*** Block opens ***

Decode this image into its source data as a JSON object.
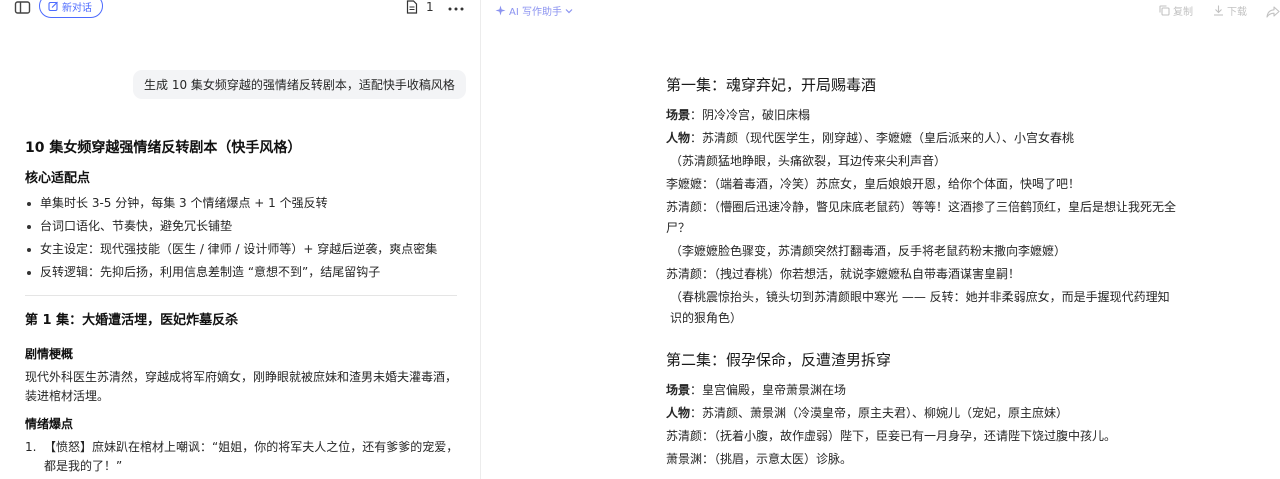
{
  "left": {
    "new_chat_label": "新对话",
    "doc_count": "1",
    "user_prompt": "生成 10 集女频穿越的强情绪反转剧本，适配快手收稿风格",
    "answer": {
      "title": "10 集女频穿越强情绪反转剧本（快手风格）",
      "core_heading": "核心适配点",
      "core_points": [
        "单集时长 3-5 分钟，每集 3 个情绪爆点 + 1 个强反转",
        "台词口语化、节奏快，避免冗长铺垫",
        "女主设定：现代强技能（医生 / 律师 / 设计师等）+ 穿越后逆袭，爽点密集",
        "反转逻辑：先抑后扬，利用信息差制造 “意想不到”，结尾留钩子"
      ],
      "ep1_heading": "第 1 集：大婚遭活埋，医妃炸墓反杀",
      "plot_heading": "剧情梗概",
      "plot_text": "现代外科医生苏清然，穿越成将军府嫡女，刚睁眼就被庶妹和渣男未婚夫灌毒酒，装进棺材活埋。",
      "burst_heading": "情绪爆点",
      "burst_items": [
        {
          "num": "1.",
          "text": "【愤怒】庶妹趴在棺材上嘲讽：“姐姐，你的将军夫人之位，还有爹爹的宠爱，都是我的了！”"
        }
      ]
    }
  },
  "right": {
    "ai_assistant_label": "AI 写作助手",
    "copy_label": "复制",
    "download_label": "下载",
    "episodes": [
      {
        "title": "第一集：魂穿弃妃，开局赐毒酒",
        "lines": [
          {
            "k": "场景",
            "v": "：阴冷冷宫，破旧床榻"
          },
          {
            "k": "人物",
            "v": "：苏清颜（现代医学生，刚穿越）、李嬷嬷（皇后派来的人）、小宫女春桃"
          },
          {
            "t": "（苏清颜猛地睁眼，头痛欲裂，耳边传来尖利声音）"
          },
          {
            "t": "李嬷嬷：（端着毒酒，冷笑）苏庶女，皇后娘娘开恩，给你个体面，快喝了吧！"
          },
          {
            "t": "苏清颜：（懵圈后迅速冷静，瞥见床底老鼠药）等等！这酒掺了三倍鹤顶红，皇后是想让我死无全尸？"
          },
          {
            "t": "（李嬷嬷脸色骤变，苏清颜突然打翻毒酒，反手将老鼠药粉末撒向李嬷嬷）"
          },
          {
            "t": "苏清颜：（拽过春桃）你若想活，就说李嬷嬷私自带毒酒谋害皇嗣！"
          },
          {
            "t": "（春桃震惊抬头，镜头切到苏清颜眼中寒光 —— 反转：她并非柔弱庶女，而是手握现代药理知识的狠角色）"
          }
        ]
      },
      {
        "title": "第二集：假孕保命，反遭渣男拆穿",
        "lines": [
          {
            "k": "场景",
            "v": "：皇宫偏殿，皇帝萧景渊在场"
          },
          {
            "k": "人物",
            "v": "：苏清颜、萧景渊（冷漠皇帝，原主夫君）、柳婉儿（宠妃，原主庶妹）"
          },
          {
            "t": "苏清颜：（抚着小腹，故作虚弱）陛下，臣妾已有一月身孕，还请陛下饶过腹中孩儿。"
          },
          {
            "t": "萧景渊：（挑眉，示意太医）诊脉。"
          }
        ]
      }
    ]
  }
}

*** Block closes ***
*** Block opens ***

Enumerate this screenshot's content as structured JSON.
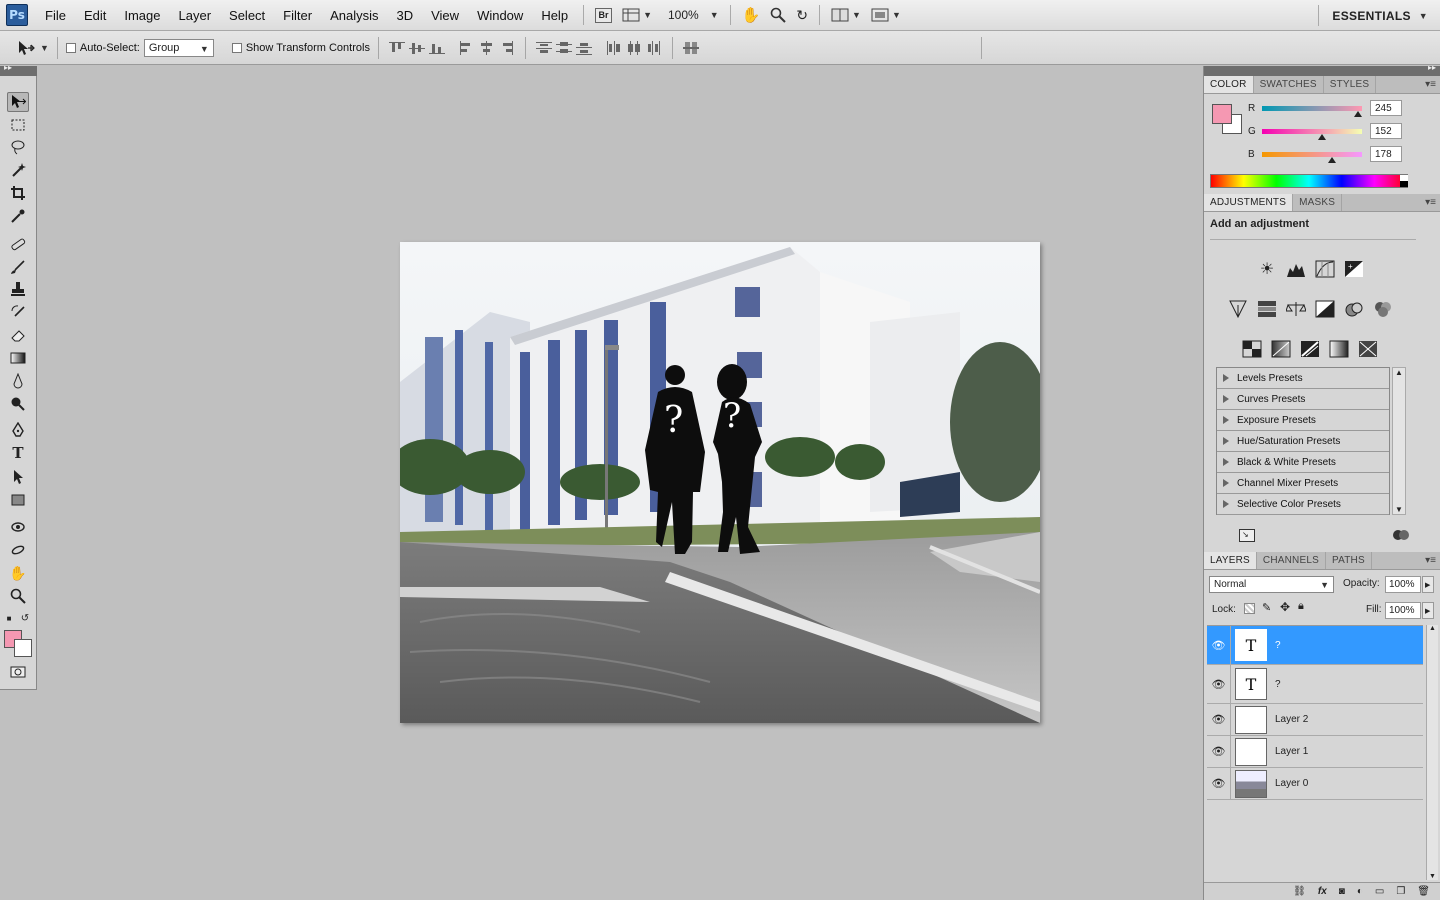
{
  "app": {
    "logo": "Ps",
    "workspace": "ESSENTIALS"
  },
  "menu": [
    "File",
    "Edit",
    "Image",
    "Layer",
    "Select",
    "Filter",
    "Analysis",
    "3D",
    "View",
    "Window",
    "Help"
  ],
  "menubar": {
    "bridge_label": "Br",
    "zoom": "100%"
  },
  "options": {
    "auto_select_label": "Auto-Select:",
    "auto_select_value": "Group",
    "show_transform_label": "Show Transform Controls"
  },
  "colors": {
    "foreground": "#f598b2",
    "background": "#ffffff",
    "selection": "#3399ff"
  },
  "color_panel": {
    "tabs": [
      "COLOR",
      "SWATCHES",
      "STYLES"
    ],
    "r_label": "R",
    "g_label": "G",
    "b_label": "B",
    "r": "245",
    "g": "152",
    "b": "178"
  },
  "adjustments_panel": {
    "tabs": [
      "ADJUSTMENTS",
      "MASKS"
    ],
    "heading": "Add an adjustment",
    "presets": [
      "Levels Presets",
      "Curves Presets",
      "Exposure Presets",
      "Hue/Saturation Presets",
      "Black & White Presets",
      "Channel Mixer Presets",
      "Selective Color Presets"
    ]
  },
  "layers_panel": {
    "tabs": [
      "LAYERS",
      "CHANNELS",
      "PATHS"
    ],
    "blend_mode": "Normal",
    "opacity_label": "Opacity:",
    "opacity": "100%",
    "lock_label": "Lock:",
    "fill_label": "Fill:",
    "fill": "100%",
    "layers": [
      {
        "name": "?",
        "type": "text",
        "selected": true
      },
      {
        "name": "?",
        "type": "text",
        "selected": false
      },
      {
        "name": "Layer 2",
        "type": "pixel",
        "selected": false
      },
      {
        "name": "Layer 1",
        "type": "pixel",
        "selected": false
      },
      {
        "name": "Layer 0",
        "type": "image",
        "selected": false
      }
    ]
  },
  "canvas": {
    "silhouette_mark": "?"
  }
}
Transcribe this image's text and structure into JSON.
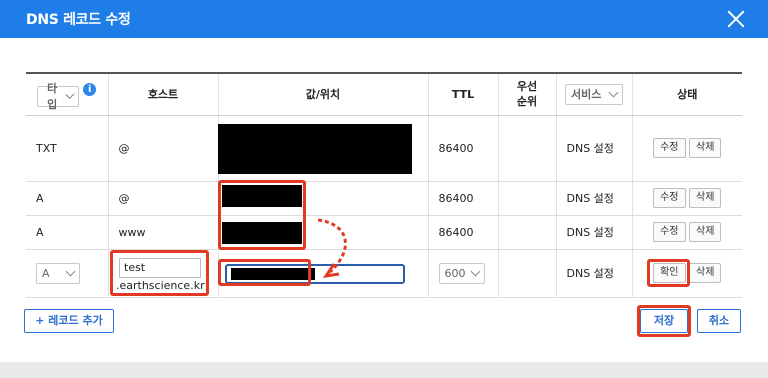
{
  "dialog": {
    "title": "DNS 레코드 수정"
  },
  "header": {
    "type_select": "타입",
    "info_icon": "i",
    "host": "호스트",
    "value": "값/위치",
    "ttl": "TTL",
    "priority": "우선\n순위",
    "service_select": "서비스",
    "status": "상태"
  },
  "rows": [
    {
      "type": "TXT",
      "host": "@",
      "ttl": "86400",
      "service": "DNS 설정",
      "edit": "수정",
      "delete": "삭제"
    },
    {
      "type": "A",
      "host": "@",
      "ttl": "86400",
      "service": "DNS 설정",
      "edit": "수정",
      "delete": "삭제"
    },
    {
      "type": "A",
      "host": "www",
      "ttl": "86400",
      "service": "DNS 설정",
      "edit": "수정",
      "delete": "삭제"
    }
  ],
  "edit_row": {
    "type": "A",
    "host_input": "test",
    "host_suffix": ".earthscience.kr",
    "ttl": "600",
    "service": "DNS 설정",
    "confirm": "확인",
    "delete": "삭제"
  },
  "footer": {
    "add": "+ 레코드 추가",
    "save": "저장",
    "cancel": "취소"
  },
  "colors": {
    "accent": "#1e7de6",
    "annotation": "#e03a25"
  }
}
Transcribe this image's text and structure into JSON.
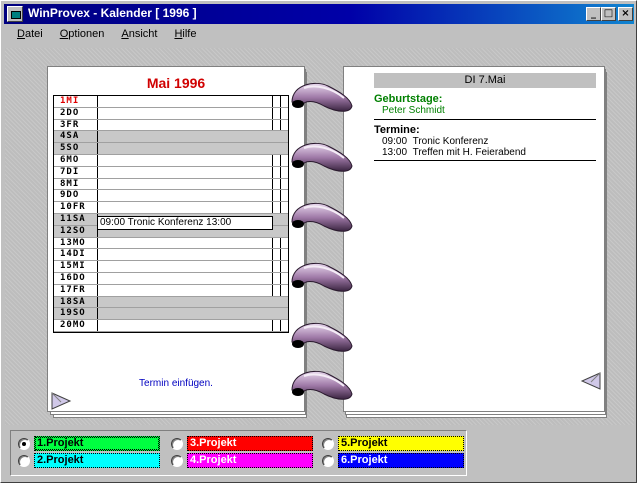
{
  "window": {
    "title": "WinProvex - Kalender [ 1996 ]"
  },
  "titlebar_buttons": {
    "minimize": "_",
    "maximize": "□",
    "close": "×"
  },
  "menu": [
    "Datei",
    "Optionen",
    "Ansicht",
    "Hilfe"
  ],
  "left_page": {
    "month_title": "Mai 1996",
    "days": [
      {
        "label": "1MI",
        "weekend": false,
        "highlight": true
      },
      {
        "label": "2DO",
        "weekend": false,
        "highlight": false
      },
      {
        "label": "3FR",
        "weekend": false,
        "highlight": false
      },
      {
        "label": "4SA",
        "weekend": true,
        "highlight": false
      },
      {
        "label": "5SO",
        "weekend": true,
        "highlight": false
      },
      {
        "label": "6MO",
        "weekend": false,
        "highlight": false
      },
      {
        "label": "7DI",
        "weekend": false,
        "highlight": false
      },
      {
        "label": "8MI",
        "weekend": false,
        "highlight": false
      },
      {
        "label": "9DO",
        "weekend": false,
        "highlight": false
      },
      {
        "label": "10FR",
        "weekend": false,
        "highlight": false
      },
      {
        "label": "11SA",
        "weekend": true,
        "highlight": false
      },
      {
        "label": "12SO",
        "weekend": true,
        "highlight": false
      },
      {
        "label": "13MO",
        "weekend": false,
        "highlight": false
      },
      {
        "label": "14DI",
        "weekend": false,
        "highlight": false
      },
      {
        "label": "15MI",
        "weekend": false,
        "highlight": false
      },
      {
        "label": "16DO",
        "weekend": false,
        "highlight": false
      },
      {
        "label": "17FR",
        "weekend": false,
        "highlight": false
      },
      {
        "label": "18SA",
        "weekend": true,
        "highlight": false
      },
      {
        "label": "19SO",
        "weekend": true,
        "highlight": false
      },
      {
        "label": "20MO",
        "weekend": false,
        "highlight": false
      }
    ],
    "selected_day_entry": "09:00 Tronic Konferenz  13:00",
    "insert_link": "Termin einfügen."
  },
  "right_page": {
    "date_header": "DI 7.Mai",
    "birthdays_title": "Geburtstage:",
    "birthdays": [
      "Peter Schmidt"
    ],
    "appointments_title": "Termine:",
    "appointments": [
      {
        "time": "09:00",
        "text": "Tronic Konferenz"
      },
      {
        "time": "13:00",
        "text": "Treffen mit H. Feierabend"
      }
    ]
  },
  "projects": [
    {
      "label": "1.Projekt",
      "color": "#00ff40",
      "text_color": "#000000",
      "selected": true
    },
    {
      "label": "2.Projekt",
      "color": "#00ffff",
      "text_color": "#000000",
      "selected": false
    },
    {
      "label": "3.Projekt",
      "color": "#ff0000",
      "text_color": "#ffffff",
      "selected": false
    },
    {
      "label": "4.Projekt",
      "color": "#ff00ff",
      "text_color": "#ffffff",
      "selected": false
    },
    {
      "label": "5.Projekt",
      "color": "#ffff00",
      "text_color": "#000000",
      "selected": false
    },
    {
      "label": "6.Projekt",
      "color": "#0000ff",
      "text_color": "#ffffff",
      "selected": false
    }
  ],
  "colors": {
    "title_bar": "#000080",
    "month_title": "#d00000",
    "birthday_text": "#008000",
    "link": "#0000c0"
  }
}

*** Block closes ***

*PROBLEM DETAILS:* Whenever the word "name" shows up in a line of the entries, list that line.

*RESPONSE:*
        "name": "?",
        "name": "?",
        "name": "Layer 2",
        "name": "Layer 1",
        "name": "Layer 0",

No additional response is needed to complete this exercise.